Source material: Begin
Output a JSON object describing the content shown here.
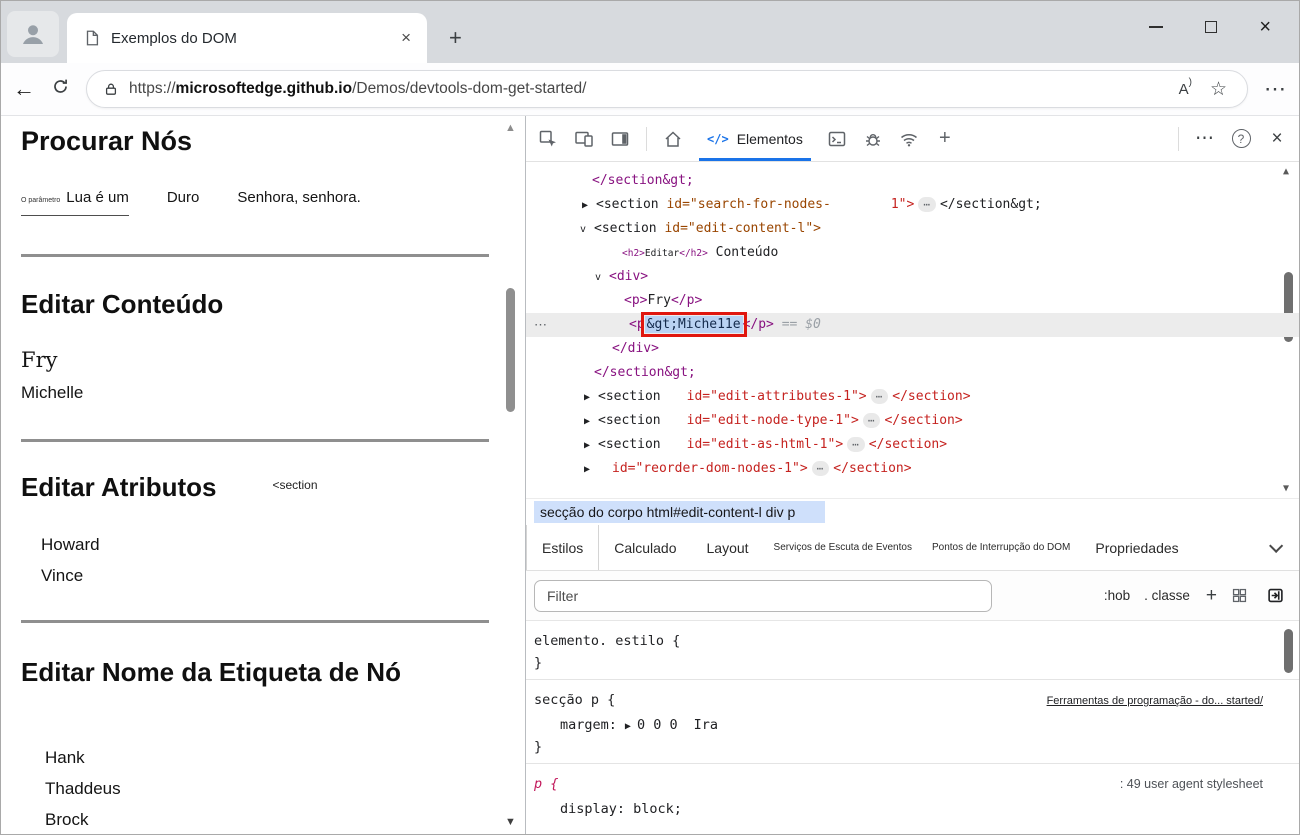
{
  "browser": {
    "tab_title": "Exemplos do DOM",
    "url_scheme": "https://",
    "url_domain": "microsoftedge.github.io",
    "url_path": "/Demos/devtools-dom-get-started/"
  },
  "icons": {
    "close": "×",
    "back": "←",
    "more": "⋯",
    "star": "☆",
    "read_aloud_letter": "A",
    "read_aloud_paren": ")",
    "help": "?",
    "add": "+",
    "new_tab": "+",
    "scroll_up": "▲",
    "scroll_down": "▼",
    "row_menu": "⋯",
    "code": "</>"
  },
  "page": {
    "h1": "Procurar Nós",
    "row_tiny": "O parâmetro",
    "row_items": [
      "Lua é um",
      "Duro",
      "Senhora, senhora."
    ],
    "h2_content": "Editar Conteúdo",
    "content_items": [
      "Fry",
      "Michelle"
    ],
    "h2_attributes": "Editar Atributos",
    "attributes_hint": "<section",
    "attributes_items": [
      "Howard",
      "Vince"
    ],
    "h2_node": "Editar Nome da Etiqueta de Nó",
    "node_items": [
      "Hank",
      "Thaddeus",
      "Brock"
    ]
  },
  "devtools": {
    "elements_tab": "Elementos",
    "breadcrumb": "secção do corpo html#edit-content-l div p",
    "pane_tabs": [
      "Estilos",
      "Calculado",
      "Layout",
      "Serviços de Escuta de Eventos",
      "Pontos de Interrupção do DOM",
      "Propriedades"
    ],
    "filter_placeholder": "Filter",
    "hov_label": ":hob",
    "cls_label": ". classe",
    "dom_lines": [
      {
        "indent": 66,
        "tokens": [
          {
            "c": "tag",
            "t": "</section&gt;"
          }
        ]
      },
      {
        "indent": 56,
        "arrow": "▶",
        "tokens": [
          {
            "c": "dark",
            "t": "<section "
          },
          {
            "c": "attr",
            "t": "id=\"search-for-nodes-"
          },
          {
            "c": "red ml60",
            "t": "1\">"
          },
          {
            "c": "ell",
            "t": "⋯"
          },
          {
            "c": "dark",
            "t": "</section&gt;"
          }
        ]
      },
      {
        "indent": 54,
        "arrow": "v",
        "tokens": [
          {
            "c": "dark",
            "t": "<section "
          },
          {
            "c": "attr",
            "t": "id=\"edit-content-l\">"
          }
        ]
      },
      {
        "indent": 96,
        "tokens": [
          {
            "c": "tag sm",
            "t": "<h2>"
          },
          {
            "c": "dark sm",
            "t": "Editar"
          },
          {
            "c": "tag sm",
            "t": "</h2>"
          },
          {
            "c": "dark",
            "t": " Conteúdo"
          }
        ]
      },
      {
        "indent": 69,
        "arrow": "v",
        "tokens": [
          {
            "c": "tag",
            "t": "<div>"
          }
        ]
      },
      {
        "indent": 98,
        "tokens": [
          {
            "c": "tag",
            "t": "<p>"
          },
          {
            "c": "dark",
            "t": "Fry"
          },
          {
            "c": "tag",
            "t": "</p>"
          }
        ]
      },
      {
        "indent": 103,
        "selected": true,
        "left_ellipsis": true,
        "tokens": [
          {
            "c": "tag",
            "t": "<p"
          },
          {
            "c": "sel",
            "t": "&gt;Miche11e"
          },
          {
            "c": "tag",
            "t": "</p>"
          },
          {
            "c": "anno",
            "t": " == $0"
          }
        ]
      },
      {
        "indent": 86,
        "tokens": [
          {
            "c": "tag",
            "t": "</div>"
          }
        ]
      },
      {
        "indent": 68,
        "tokens": [
          {
            "c": "tag",
            "t": "</section&gt;"
          }
        ]
      },
      {
        "indent": 58,
        "arrow": "▶",
        "tokens": [
          {
            "c": "dark",
            "t": "<section"
          },
          {
            "c": "red ml26",
            "t": "id=\"edit-attributes-1\">"
          },
          {
            "c": "ell",
            "t": "⋯"
          },
          {
            "c": "red",
            "t": "</section>"
          }
        ]
      },
      {
        "indent": 58,
        "arrow": "▶",
        "tokens": [
          {
            "c": "dark",
            "t": "<section"
          },
          {
            "c": "red ml26",
            "t": "id=\"edit-node-type-1\">"
          },
          {
            "c": "ell",
            "t": "⋯"
          },
          {
            "c": "red",
            "t": "</section>"
          }
        ]
      },
      {
        "indent": 58,
        "arrow": "▶",
        "tokens": [
          {
            "c": "dark",
            "t": "<section"
          },
          {
            "c": "red ml26",
            "t": "id=\"edit-as-html-1\">"
          },
          {
            "c": "ell",
            "t": "⋯"
          },
          {
            "c": "red",
            "t": "</section>"
          }
        ]
      },
      {
        "indent": 58,
        "arrow": "▶",
        "tokens": [
          {
            "c": "red ml14",
            "t": "id=\"reorder-dom-nodes-1\">"
          },
          {
            "c": "ell",
            "t": "⋯"
          },
          {
            "c": "red",
            "t": "</section>"
          }
        ]
      }
    ],
    "rules": [
      {
        "selector": "elemento. estilo {",
        "props": [],
        "close": "}"
      },
      {
        "selector": "secção p {",
        "link": "Ferramentas de programação - do... started/",
        "props": [
          {
            "name": "margem:",
            "arrow": "▶",
            "value": "0 0 0",
            "extra": "Ira"
          }
        ],
        "close": "}"
      },
      {
        "selector": "p {",
        "selector_class": "magenta",
        "meta": ": 49 user agent stylesheet",
        "props": [
          {
            "name": "display:",
            "value": " block;"
          }
        ],
        "close": ""
      }
    ]
  }
}
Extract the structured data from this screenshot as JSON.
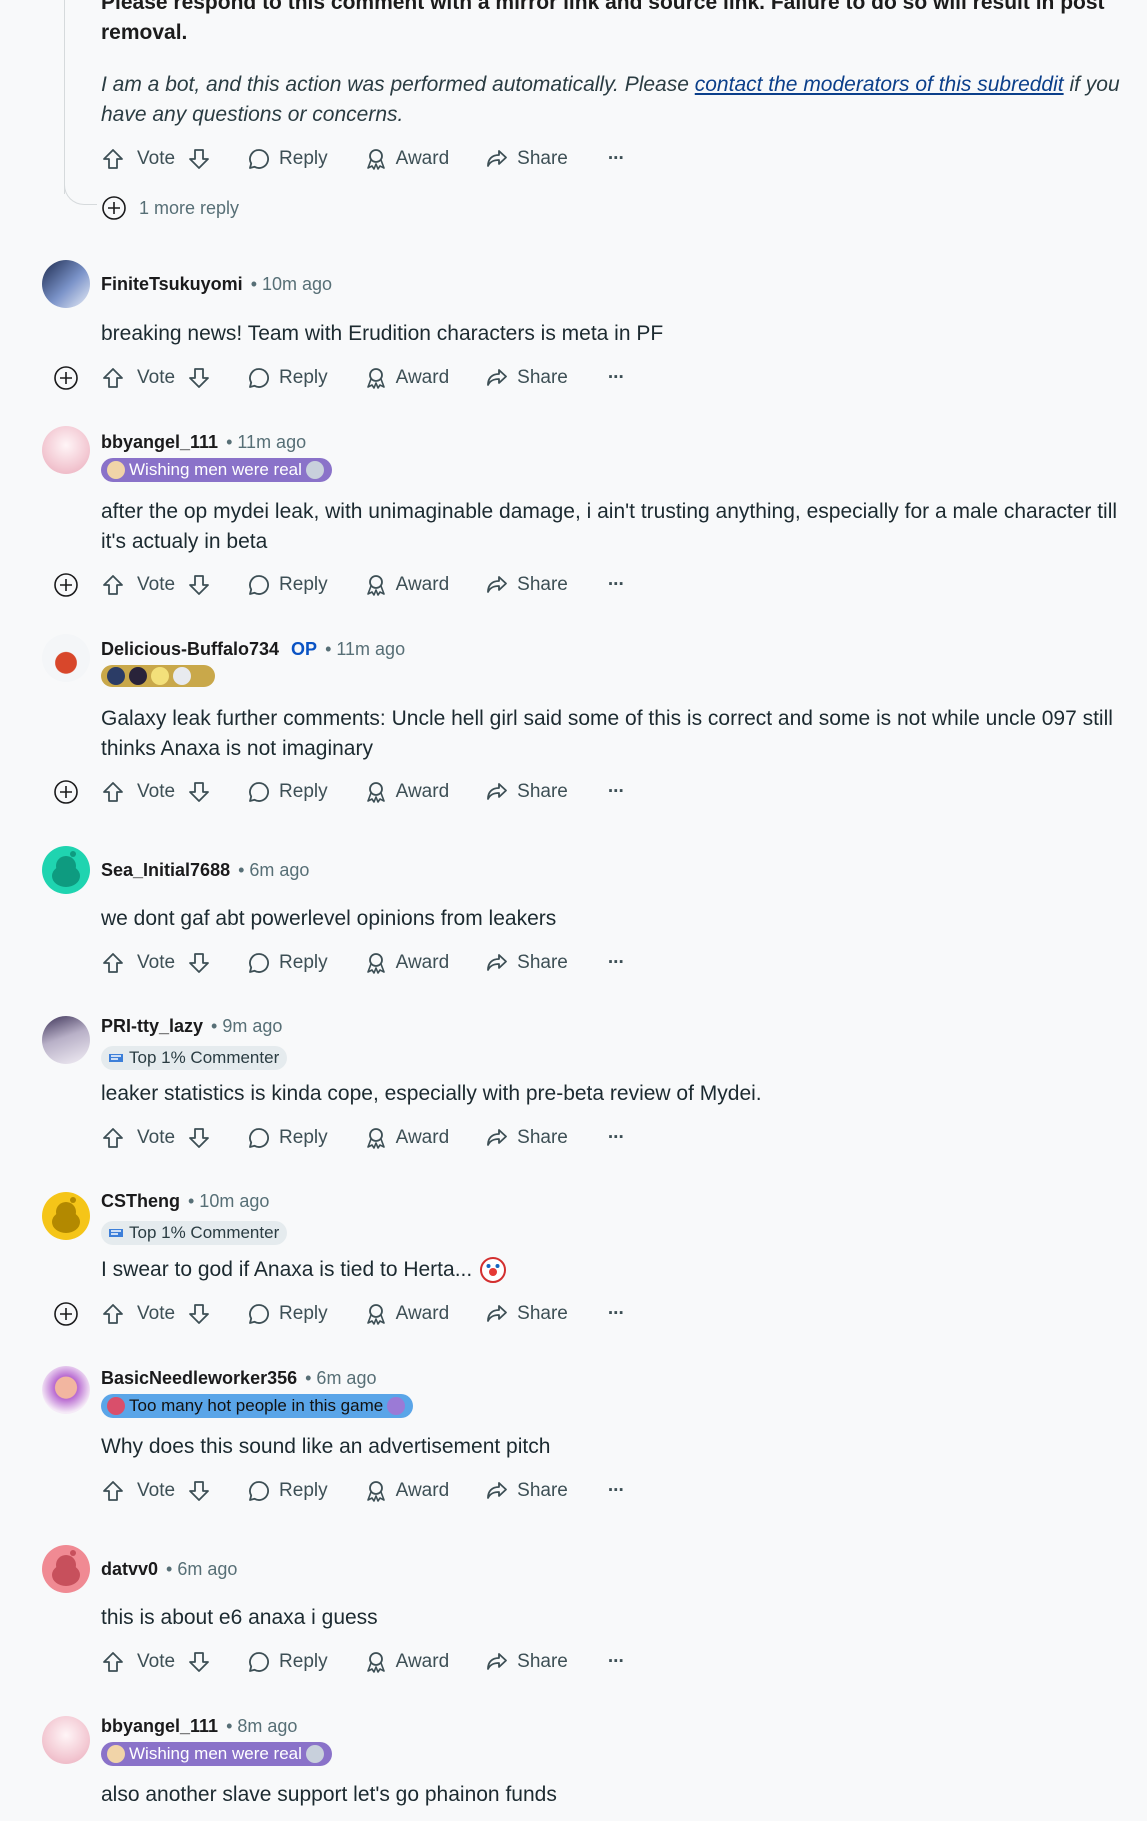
{
  "bot": {
    "bold_text": "Please respond to this comment with a mirror link and source link. Failure to do so will result in post removal.",
    "italic_pre": "I am a bot, and this action was performed automatically. Please ",
    "link_text": "contact the moderators of this subreddit",
    "italic_post": " if you have any questions or concerns.",
    "more_reply": "1 more reply"
  },
  "labels": {
    "vote": "Vote",
    "reply": "Reply",
    "award": "Award",
    "share": "Share",
    "more": "···"
  },
  "comments": [
    {
      "user": "FiniteTsukuyomi",
      "time": "• 10m ago",
      "body": "breaking news! Team with Erudition characters is meta in PF",
      "avatar_color": "#4a5f8c"
    },
    {
      "user": "bbyangel_111",
      "time": "• 11m ago",
      "flair": "Wishing men were real",
      "body": "after the op mydei leak, with unimaginable damage, i ain't trusting anything, especially for a male character till it's actualy in beta",
      "avatar_color": "#f3c9d3"
    },
    {
      "user": "Delicious-Buffalo734",
      "op": "OP",
      "time": "• 11m ago",
      "body": "Galaxy leak further comments: Uncle hell girl said some of this is correct and some is not while uncle 097 still thinks Anaxa is not imaginary",
      "avatar_color": "#e8eef2"
    },
    {
      "user": "Sea_Initial7688",
      "time": "• 6m ago",
      "body": "we dont gaf abt powerlevel opinions from leakers",
      "avatar_color": "#1fd4b0"
    },
    {
      "user": "PRI-tty_lazy",
      "time": "• 9m ago",
      "flair": "Top 1% Commenter",
      "body": "leaker statistics is kinda cope, especially with pre-beta review of Mydei.",
      "avatar_color": "#8c8299"
    },
    {
      "user": "CSTheng",
      "time": "• 10m ago",
      "flair": "Top 1% Commenter",
      "body": "I swear to god if Anaxa is tied to Herta...",
      "avatar_color": "#f5c518"
    },
    {
      "user": "BasicNeedleworker356",
      "time": "• 6m ago",
      "flair": "Too many hot people in this game",
      "body": "Why does this sound like an advertisement pitch",
      "avatar_color": "#b86ad1"
    },
    {
      "user": "datvv0",
      "time": "• 6m ago",
      "body": "this is about e6 anaxa i guess",
      "avatar_color": "#f08a93"
    },
    {
      "user": "bbyangel_111",
      "time": "• 8m ago",
      "flair": "Wishing men were real",
      "body": "also another slave support let's go phainon funds",
      "avatar_color": "#f3c9d3"
    }
  ]
}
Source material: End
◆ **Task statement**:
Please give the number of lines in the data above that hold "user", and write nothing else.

◆ **Your response**:
10